* [Your goal]:
Among the records below, determine how many lines have the word "chevron" in them; output only the number.

Dataset rows describing interfaces:
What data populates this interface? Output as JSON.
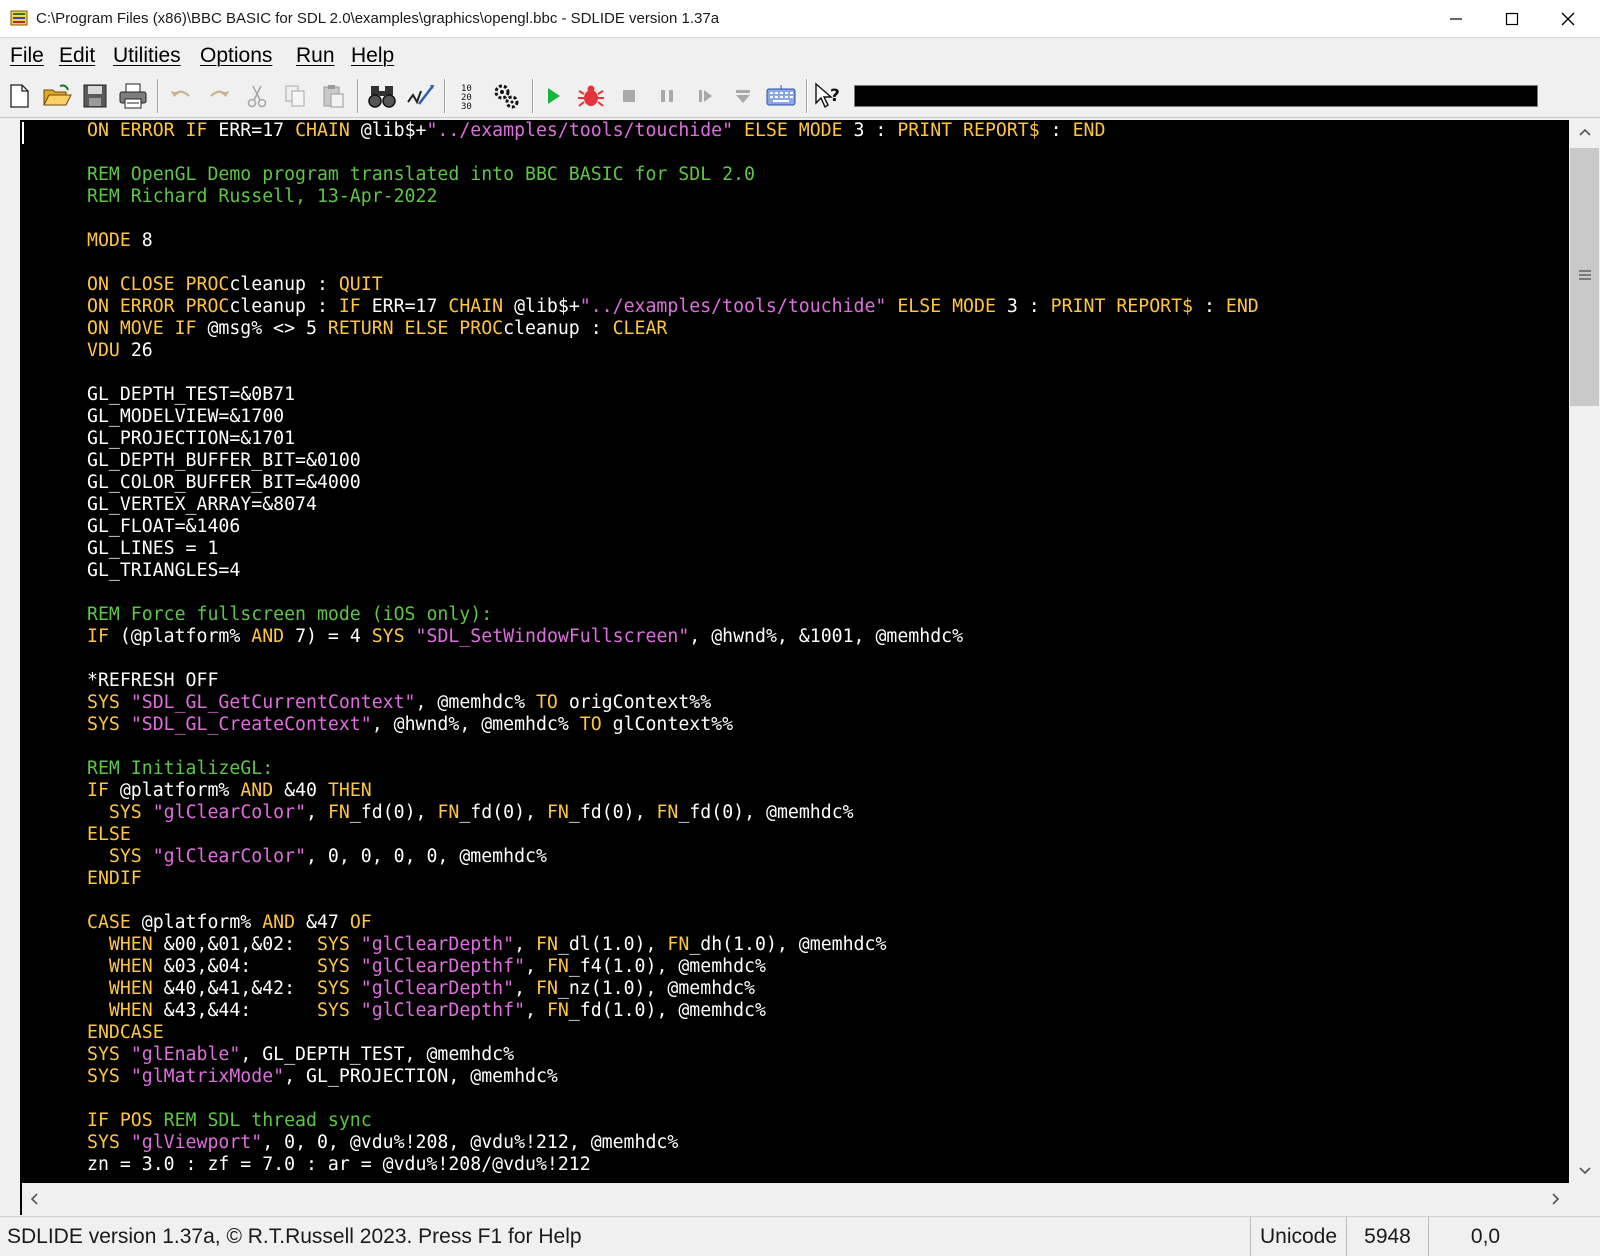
{
  "window": {
    "title": "C:\\Program Files (x86)\\BBC BASIC for SDL 2.0\\examples\\graphics\\opengl.bbc - SDLIDE version 1.37a",
    "app_icon": "bbc-basic-icon",
    "controls": [
      "minimize-icon",
      "maximize-icon",
      "close-icon"
    ]
  },
  "menu": {
    "items": [
      {
        "label": "File"
      },
      {
        "label": "Edit"
      },
      {
        "label": "Utilities"
      },
      {
        "label": "Options"
      },
      {
        "label": "Run"
      },
      {
        "label": "Help"
      }
    ]
  },
  "toolbar": {
    "buttons": [
      "new-file-icon",
      "open-folder-icon",
      "save-icon",
      "print-icon",
      "undo-icon",
      "redo-icon",
      "cut-icon",
      "copy-icon",
      "paste-icon",
      "find-icon",
      "replace-icon",
      "renumber-icon",
      "compile-icon",
      "run-icon",
      "debug-icon",
      "stop-icon",
      "pause-icon",
      "step-icon",
      "step-line-icon",
      "immediate-mode-icon",
      "context-help-icon"
    ],
    "search_value": ""
  },
  "editor": {
    "colors": {
      "keyword": "#ffc63d",
      "string": "#e16ee0",
      "comment": "#5cc645",
      "default": "#ffffff",
      "background": "#000000"
    },
    "lines": [
      [
        [
          "k",
          "ON ERROR IF "
        ],
        [
          "",
          "ERR=17 "
        ],
        [
          "k",
          "CHAIN "
        ],
        [
          "",
          "@lib$+"
        ],
        [
          "s",
          "\"../examples/tools/touchide\""
        ],
        [
          "k",
          " ELSE MODE "
        ],
        [
          "",
          "3 : "
        ],
        [
          "k",
          "PRINT REPORT$ "
        ],
        [
          "",
          ": "
        ],
        [
          "k",
          "END"
        ]
      ],
      [],
      [
        [
          "c",
          "REM OpenGL Demo program translated into BBC BASIC for SDL 2.0"
        ]
      ],
      [
        [
          "c",
          "REM Richard Russell, 13-Apr-2022"
        ]
      ],
      [],
      [
        [
          "k",
          "MODE "
        ],
        [
          "",
          "8"
        ]
      ],
      [],
      [
        [
          "k",
          "ON CLOSE PROC"
        ],
        [
          "",
          "cleanup : "
        ],
        [
          "k",
          "QUIT"
        ]
      ],
      [
        [
          "k",
          "ON ERROR PROC"
        ],
        [
          "",
          "cleanup : "
        ],
        [
          "k",
          "IF "
        ],
        [
          "",
          "ERR=17 "
        ],
        [
          "k",
          "CHAIN "
        ],
        [
          "",
          "@lib$+"
        ],
        [
          "s",
          "\"../examples/tools/touchide\""
        ],
        [
          "k",
          " ELSE MODE "
        ],
        [
          "",
          "3 : "
        ],
        [
          "k",
          "PRINT REPORT$ "
        ],
        [
          "",
          ": "
        ],
        [
          "k",
          "END"
        ]
      ],
      [
        [
          "k",
          "ON MOVE IF "
        ],
        [
          "",
          "@msg% <> 5 "
        ],
        [
          "k",
          "RETURN ELSE PROC"
        ],
        [
          "",
          "cleanup : "
        ],
        [
          "k",
          "CLEAR"
        ]
      ],
      [
        [
          "k",
          "VDU "
        ],
        [
          "",
          "26"
        ]
      ],
      [],
      [
        [
          "",
          "GL_DEPTH_TEST=&0B71"
        ]
      ],
      [
        [
          "",
          "GL_MODELVIEW=&1700"
        ]
      ],
      [
        [
          "",
          "GL_PROJECTION=&1701"
        ]
      ],
      [
        [
          "",
          "GL_DEPTH_BUFFER_BIT=&0100"
        ]
      ],
      [
        [
          "",
          "GL_COLOR_BUFFER_BIT=&4000"
        ]
      ],
      [
        [
          "",
          "GL_VERTEX_ARRAY=&8074"
        ]
      ],
      [
        [
          "",
          "GL_FLOAT=&1406"
        ]
      ],
      [
        [
          "",
          "GL_LINES = 1"
        ]
      ],
      [
        [
          "",
          "GL_TRIANGLES=4"
        ]
      ],
      [],
      [
        [
          "c",
          "REM Force fullscreen mode (iOS only):"
        ]
      ],
      [
        [
          "k",
          "IF "
        ],
        [
          "",
          "(@platform% "
        ],
        [
          "k",
          "AND "
        ],
        [
          "",
          "7) = 4 "
        ],
        [
          "k",
          "SYS "
        ],
        [
          "s",
          "\"SDL_SetWindowFullscreen\""
        ],
        [
          "",
          ", @hwnd%, &1001, @memhdc%"
        ]
      ],
      [],
      [
        [
          "",
          "*REFRESH OFF"
        ]
      ],
      [
        [
          "k",
          "SYS "
        ],
        [
          "s",
          "\"SDL_GL_GetCurrentContext\""
        ],
        [
          "",
          ", @memhdc% "
        ],
        [
          "k",
          "TO "
        ],
        [
          "",
          "origContext%%"
        ]
      ],
      [
        [
          "k",
          "SYS "
        ],
        [
          "s",
          "\"SDL_GL_CreateContext\""
        ],
        [
          "",
          ", @hwnd%, @memhdc% "
        ],
        [
          "k",
          "TO "
        ],
        [
          "",
          "glContext%%"
        ]
      ],
      [],
      [
        [
          "c",
          "REM InitializeGL:"
        ]
      ],
      [
        [
          "k",
          "IF "
        ],
        [
          "",
          "@platform% "
        ],
        [
          "k",
          "AND "
        ],
        [
          "",
          "&40 "
        ],
        [
          "k",
          "THEN"
        ]
      ],
      [
        [
          "",
          "  "
        ],
        [
          "k",
          "SYS "
        ],
        [
          "s",
          "\"glClearColor\""
        ],
        [
          "",
          ", "
        ],
        [
          "k",
          "FN"
        ],
        [
          "",
          "_fd(0), "
        ],
        [
          "k",
          "FN"
        ],
        [
          "",
          "_fd(0), "
        ],
        [
          "k",
          "FN"
        ],
        [
          "",
          "_fd(0), "
        ],
        [
          "k",
          "FN"
        ],
        [
          "",
          "_fd(0), @memhdc%"
        ]
      ],
      [
        [
          "k",
          "ELSE"
        ]
      ],
      [
        [
          "",
          "  "
        ],
        [
          "k",
          "SYS "
        ],
        [
          "s",
          "\"glClearColor\""
        ],
        [
          "",
          ", 0, 0, 0, 0, @memhdc%"
        ]
      ],
      [
        [
          "k",
          "ENDIF"
        ]
      ],
      [],
      [
        [
          "k",
          "CASE "
        ],
        [
          "",
          "@platform% "
        ],
        [
          "k",
          "AND "
        ],
        [
          "",
          "&47 "
        ],
        [
          "k",
          "OF"
        ]
      ],
      [
        [
          "",
          "  "
        ],
        [
          "k",
          "WHEN "
        ],
        [
          "",
          "&00,&01,&02:  "
        ],
        [
          "k",
          "SYS "
        ],
        [
          "s",
          "\"glClearDepth\""
        ],
        [
          "",
          ", "
        ],
        [
          "k",
          "FN"
        ],
        [
          "",
          "_dl(1.0), "
        ],
        [
          "k",
          "FN"
        ],
        [
          "",
          "_dh(1.0), @memhdc%"
        ]
      ],
      [
        [
          "",
          "  "
        ],
        [
          "k",
          "WHEN "
        ],
        [
          "",
          "&03,&04:      "
        ],
        [
          "k",
          "SYS "
        ],
        [
          "s",
          "\"glClearDepthf\""
        ],
        [
          "",
          ", "
        ],
        [
          "k",
          "FN"
        ],
        [
          "",
          "_f4(1.0), @memhdc%"
        ]
      ],
      [
        [
          "",
          "  "
        ],
        [
          "k",
          "WHEN "
        ],
        [
          "",
          "&40,&41,&42:  "
        ],
        [
          "k",
          "SYS "
        ],
        [
          "s",
          "\"glClearDepth\""
        ],
        [
          "",
          ", "
        ],
        [
          "k",
          "FN"
        ],
        [
          "",
          "_nz(1.0), @memhdc%"
        ]
      ],
      [
        [
          "",
          "  "
        ],
        [
          "k",
          "WHEN "
        ],
        [
          "",
          "&43,&44:      "
        ],
        [
          "k",
          "SYS "
        ],
        [
          "s",
          "\"glClearDepthf\""
        ],
        [
          "",
          ", "
        ],
        [
          "k",
          "FN"
        ],
        [
          "",
          "_fd(1.0), @memhdc%"
        ]
      ],
      [
        [
          "k",
          "ENDCASE"
        ]
      ],
      [
        [
          "k",
          "SYS "
        ],
        [
          "s",
          "\"glEnable\""
        ],
        [
          "",
          ", GL_DEPTH_TEST, @memhdc%"
        ]
      ],
      [
        [
          "k",
          "SYS "
        ],
        [
          "s",
          "\"glMatrixMode\""
        ],
        [
          "",
          ", GL_PROJECTION, @memhdc%"
        ]
      ],
      [],
      [
        [
          "k",
          "IF POS "
        ],
        [
          "c",
          "REM SDL thread sync"
        ]
      ],
      [
        [
          "k",
          "SYS "
        ],
        [
          "s",
          "\"glViewport\""
        ],
        [
          "",
          ", 0, 0, @vdu%!208, @vdu%!212, @memhdc%"
        ]
      ],
      [
        [
          "",
          "zn = 3.0 : zf = 7.0 : ar = @vdu%!208/@vdu%!212"
        ]
      ]
    ]
  },
  "scrollbars": {
    "vertical": {
      "up": "chevron-up-icon",
      "down": "chevron-down-icon",
      "thumb_grip": "grip-icon"
    },
    "horizontal": {
      "left": "chevron-left-icon",
      "right": "chevron-right-icon"
    }
  },
  "status": {
    "message": "SDLIDE version 1.37a, © R.T.Russell 2023.  Press F1 for Help",
    "encoding": "Unicode",
    "size": "5948",
    "position": "0,0"
  }
}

* [Solved problem]:
4